═══ Exercise input ═══
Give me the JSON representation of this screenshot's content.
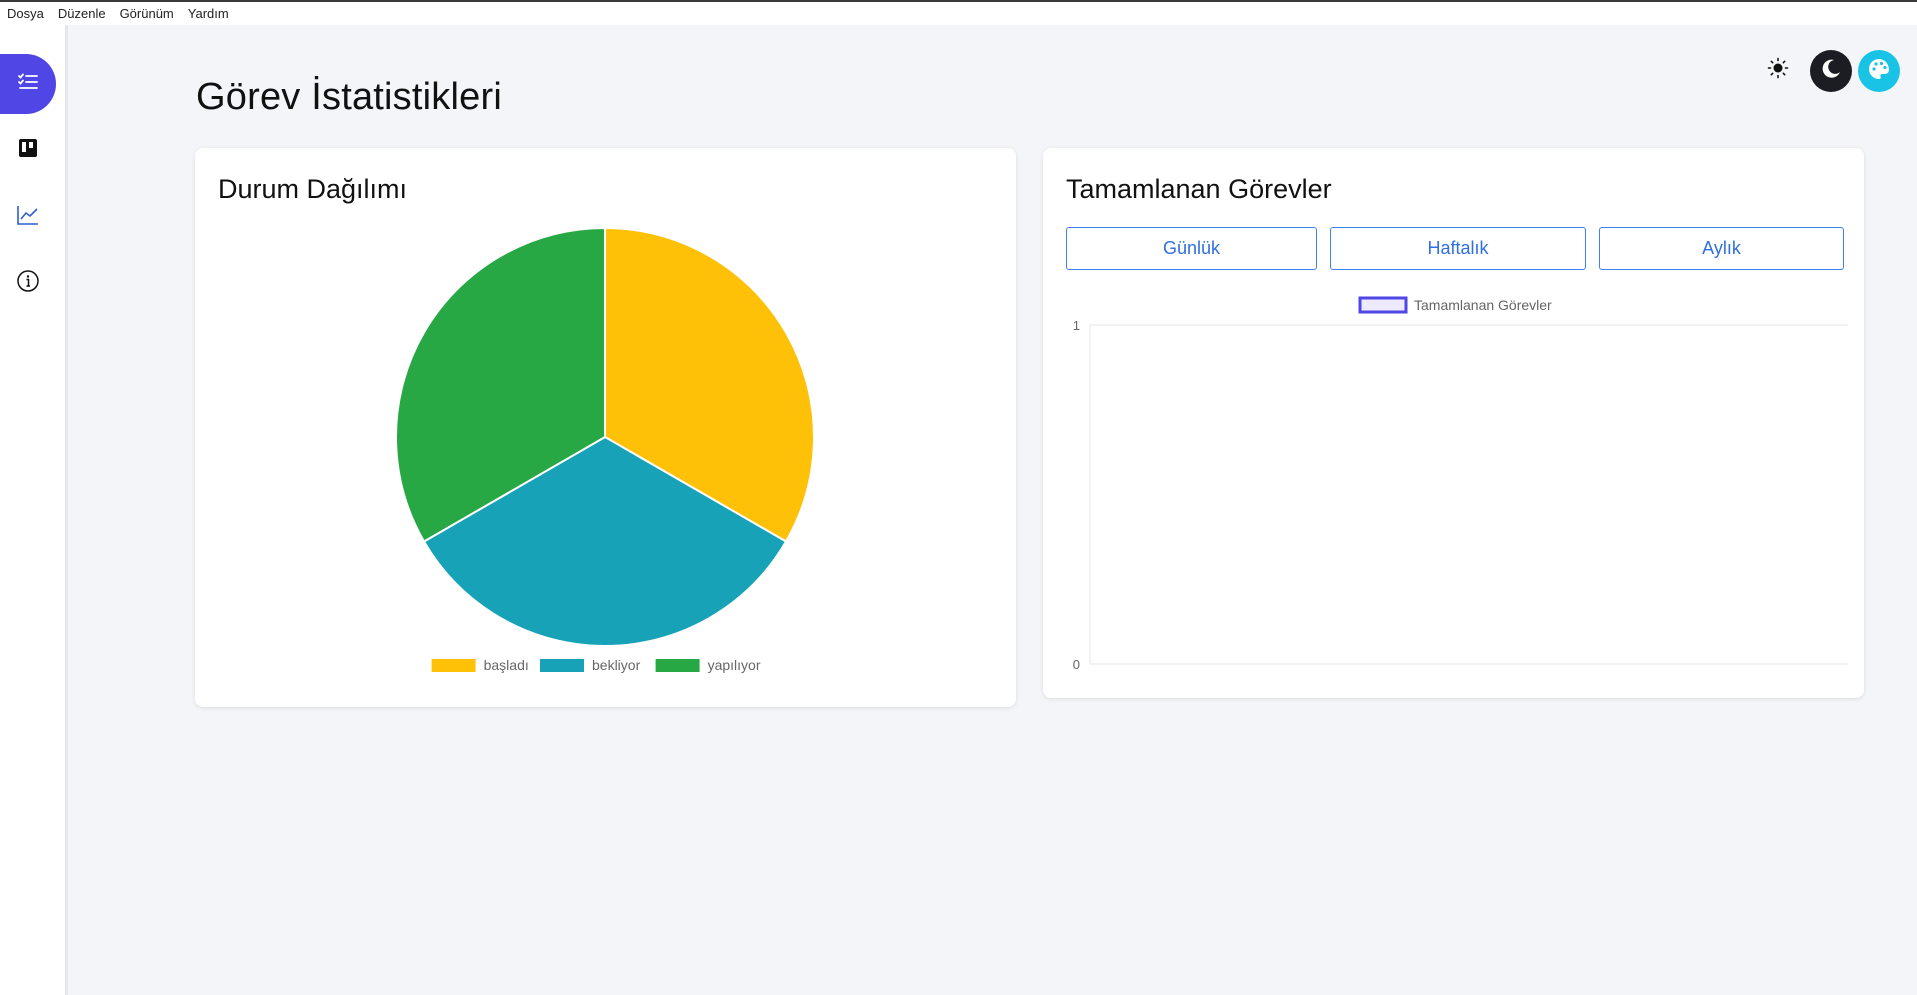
{
  "menu": {
    "items": [
      "Dosya",
      "Düzenle",
      "Görünüm",
      "Yardım"
    ]
  },
  "sidebar": {
    "items": [
      {
        "icon": "task-list-icon",
        "active": true
      },
      {
        "icon": "kanban-board-icon",
        "active": false
      },
      {
        "icon": "line-chart-icon",
        "active": false
      },
      {
        "icon": "info-icon",
        "active": false
      }
    ],
    "accent": "#4f46e5"
  },
  "page": {
    "title": "Görev İstatistikleri"
  },
  "theme": {
    "light_icon": "sun-icon",
    "dark_icon": "moon-icon",
    "custom_icon": "palette-icon"
  },
  "status_card": {
    "title": "Durum Dağılımı"
  },
  "completed_card": {
    "title": "Tamamlanan Görevler",
    "buttons": {
      "daily": "Günlük",
      "weekly": "Haftalık",
      "monthly": "Aylık"
    }
  },
  "chart_data": [
    {
      "type": "pie",
      "title": "Durum Dağılımı",
      "categories": [
        "başladı",
        "bekliyor",
        "yapılıyor"
      ],
      "values": [
        1,
        1,
        1
      ],
      "colors": [
        "#ffc107",
        "#17a2b8",
        "#28a745"
      ],
      "legend_position": "bottom"
    },
    {
      "type": "line",
      "title": "Tamamlanan Görevler",
      "series": [
        {
          "name": "Tamamlanan Görevler",
          "values": [],
          "color": "#5046e5"
        }
      ],
      "x": [],
      "ylim": [
        0,
        1
      ],
      "yticks": [
        "1",
        "0"
      ],
      "grid": true,
      "legend_position": "top"
    }
  ]
}
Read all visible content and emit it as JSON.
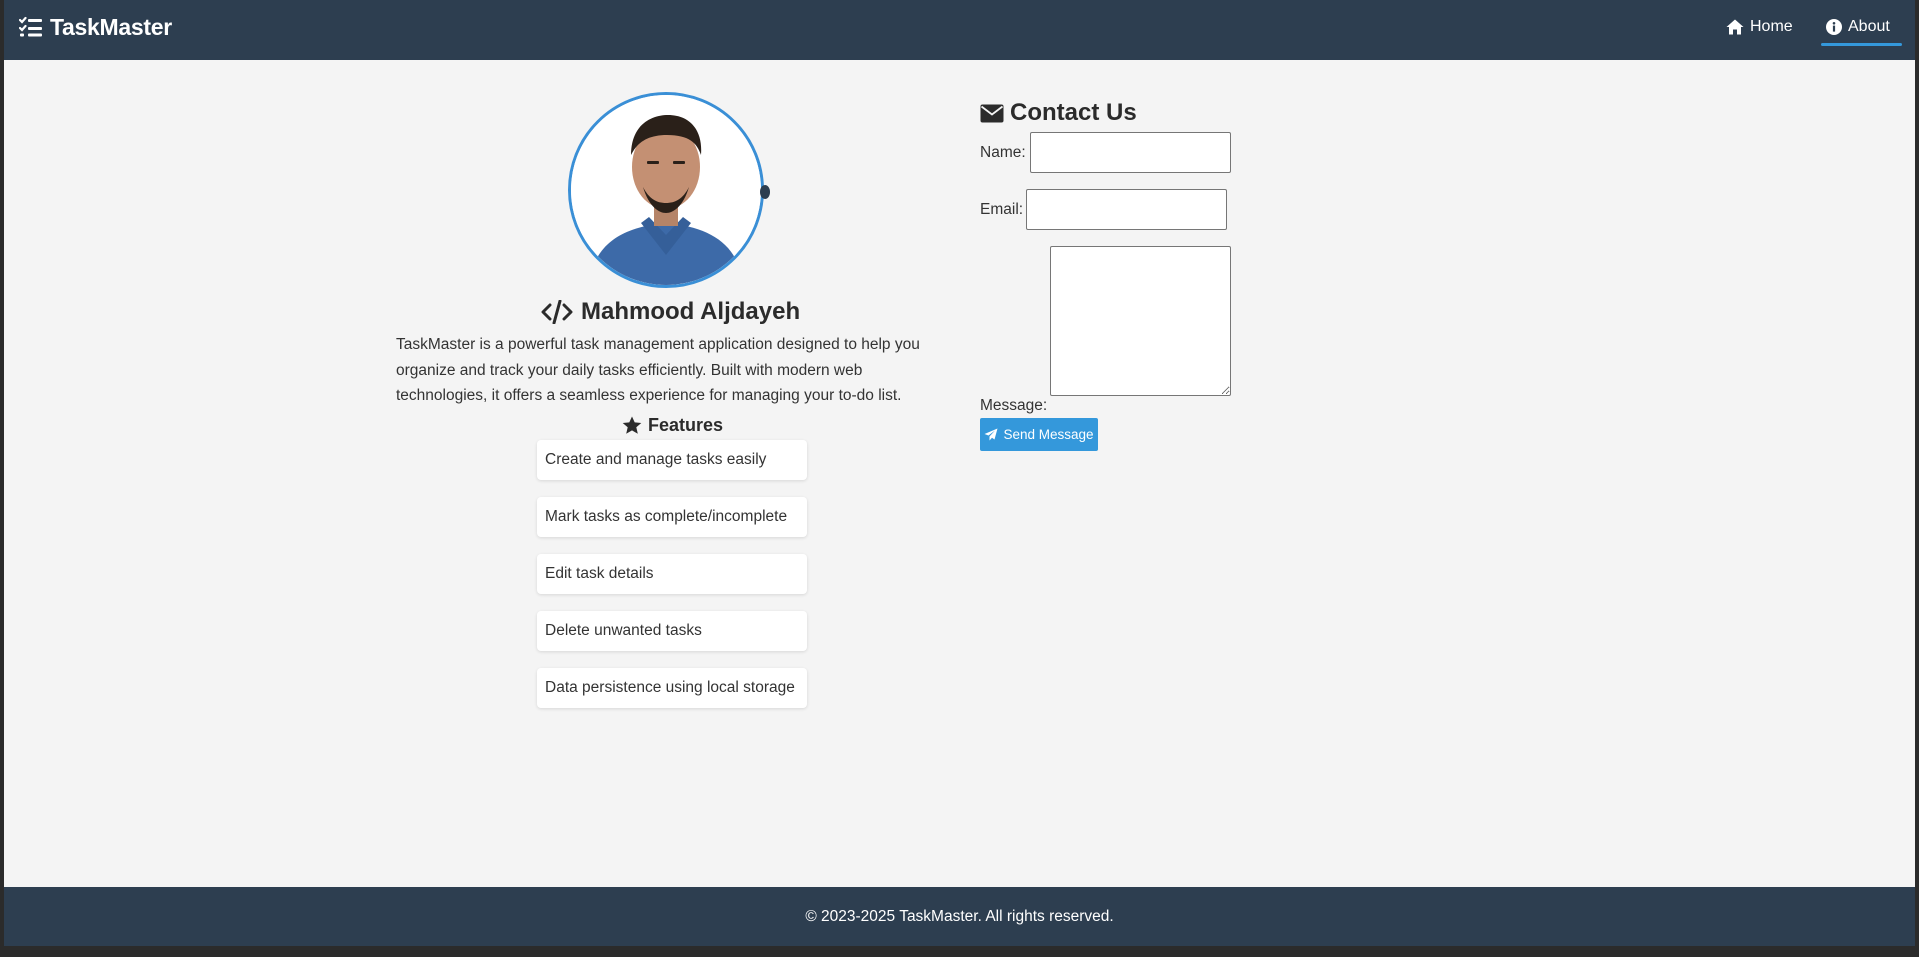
{
  "colors": {
    "nav_background": "#2d3e50",
    "page_background": "#f4f4f4",
    "accent": "#3498db",
    "text_dark": "#2b2b2b"
  },
  "navbar": {
    "brand": "TaskMaster",
    "brand_icon": "list-check-icon",
    "links": [
      {
        "label": "Home",
        "icon": "home-icon",
        "active": false
      },
      {
        "label": "About",
        "icon": "info-circle-icon",
        "active": true
      }
    ]
  },
  "profile": {
    "name": "Mahmood Aljdayeh",
    "name_icon": "code-icon",
    "description": "TaskMaster is a powerful task management application designed to help you organize and track your daily tasks efficiently. Built with modern web technologies, it offers a seamless experience for managing your to-do list."
  },
  "features": {
    "title": "Features",
    "icon": "star-icon",
    "items": [
      "Create and manage tasks easily",
      "Mark tasks as complete/incomplete",
      "Edit task details",
      "Delete unwanted tasks",
      "Data persistence using local storage"
    ]
  },
  "contact": {
    "title": "Contact Us",
    "icon": "envelope-icon",
    "name_label": "Name:",
    "name_value": "",
    "email_label": "Email:",
    "email_value": "",
    "message_label": "Message:",
    "message_value": "",
    "send_label": "Send Message",
    "send_icon": "paper-plane-icon"
  },
  "footer": {
    "text": "© 2023-2025 TaskMaster. All rights reserved."
  }
}
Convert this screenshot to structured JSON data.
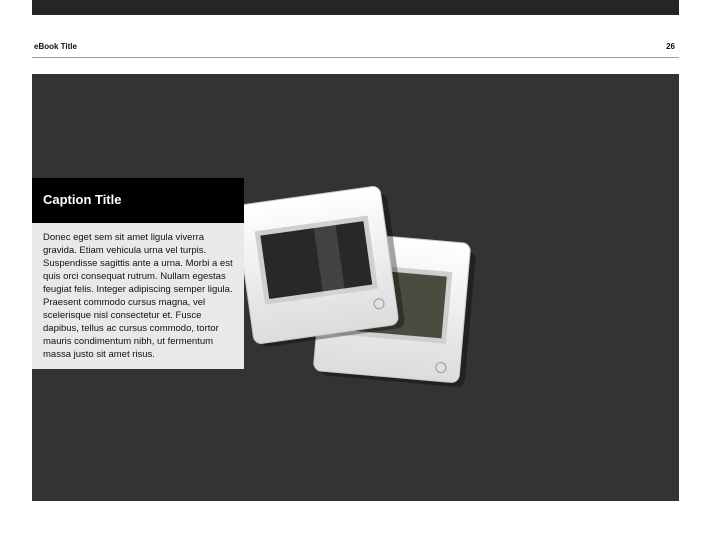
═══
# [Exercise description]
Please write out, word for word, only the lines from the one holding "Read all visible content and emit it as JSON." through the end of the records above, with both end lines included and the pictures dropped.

# [Expected answer]
Read all visible content and emit it as JSON.
{
  "colors": {
    "nav_background": "#2d3e50",
    "page_background": "#f4f4f4",
    "accent": "#3498db",
    "text_dark": "#2b2b2b"
  },
  "navbar": {
    "brand": "TaskMaster",
    "brand_icon": "list-check-icon",
    "links": [
      {
        "label": "Home",
        "icon": "home-icon",
        "active": false
      },
      {
        "label": "About",
        "icon": "info-circle-icon",
        "active": true
      }
    ]
  },
  "profile": {
    "name": "Mahmood Aljdayeh",
    "name_icon": "code-icon",
    "description": "TaskMaster is a powerful task management application designed to help you organize and track your daily tasks efficiently. Built with modern web technologies, it offers a seamless experience for managing your to-do list."
  },
  "features": {
    "title": "Features",
    "icon": "star-icon",
    "items": [
      "Create and manage tasks easily",
      "Mark tasks as complete/incomplete",
      "Edit task details",
      "Delete unwanted tasks",
      "Data persistence using local storage"
    ]
  },
  "contact": {
    "title": "Contact Us",
    "icon": "envelope-icon",
    "name_label": "Name:",
    "name_value": "",
    "email_label": "Email:",
    "email_value": "",
    "message_label": "Message:",
    "message_value": "",
    "send_label": "Send Message",
    "send_icon": "paper-plane-icon"
  },
  "footer": {
    "text": "© 2023-2025 TaskMaster. All rights reserved."
  }
}
Convert this screenshot to structured JSON data.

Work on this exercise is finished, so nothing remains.